Ella Baker in Jackson, Mississippi, 1964
Ella Baker in The Crisis magazine, 1931
Ella Baker with David Dellinger and Marilyn Clement, 1980
Ella Baker in Shreveport, Louisiana, 1959
Ella Baker at NAACP fair, 1950s Ella Baker at Angela Davis rally, 1972
Ella Baker singing at SCEF luncheon, 1970s Ella Baker with William Kunstler and Marilyn Clement, 1980
What People are Saying About This
An intriguing and nuanced biography. . . . Ransby's treatment of Baker's life is not so much intent upon installing her name on the civil rights marquee as it is concerned with distilling the principles that Baker advocated and conveying her approach to social change. . . . Ransby has done much to carry Baker's legacy from margin to center and to bring her historical image into focus.The Progressive
This is a truly remarkable biography of a truly remarkable intellectual activist. Ella Baker, a legend in the black freedom movement, has been brought to life through this powerfully written study by historian Barbara Ransby. Ella Baker and the Black Freedom Movement will become, like Clayborne Carson's In Struggle, a standard in our interpretation of the civil rights era. Ransby's balanced and insightful interpretation of this courageous black visionary provides a wonderful model of what biography at its best can be.Manning Marable, Columbia University
Barbara Ransby's long-awaited biography of Ella Baker was certainly worth waiting for! This powerful, unforgettable story of one of the black freedom struggle's most influential and inspirational activists is at once scholarly, analytical, and deeply moving, essential reading for all who are interested in the possibilities of democracy.John Dittmer, DePauw University
The strength of Ransby's work is in her detailed accounting of Baker's political life, accompanied by an analysis of Black struggle in the 20th century.The Crisis
The definitive biography of one of America's most important civil rights leaders in the twentieth century.Religious Studies Review
Ella Baker was an unsung hero and intellectual giant of the black freedom struggle of the twentieth century. Ransby's biography is a magnificent and timely reminder that Baker's visionary voice, eloquent democratic silences, and unflinching faith in the power of ordinary people are much needed guides for the twenty-first century as well.Lani Guinier, Harvard University
Ransby offers the grit and gleam of Baker's practical humanist vision of participatory democracy. . . . Ransby's is a remarkable biography worthy of her remarkable subject. Essential for all biography, civil rights, community organizing, feminism, and 20th century U.S. or black history collections.Library Journal

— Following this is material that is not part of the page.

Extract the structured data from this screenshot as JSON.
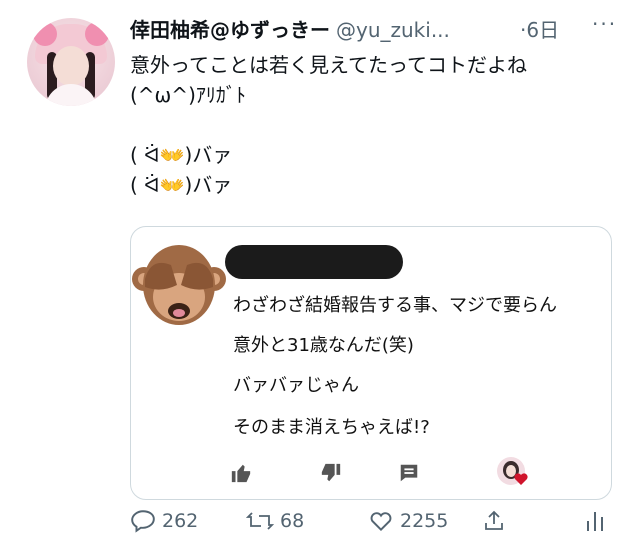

This book is worthy of its subject, giving us a rich and vivid portrait of the ultimate critical citizen, inviting us to ask ever more fundamental questions about democracy and about our own capacity for building it.Southern Cultures
Most Helpful Customer Reviews
This book was engaging from start to finish. After reading this book I became so familiar with many of the civil rights leaders. The book encouraged me to bring the struggle of my people to my 10 year son and open his mind to his history.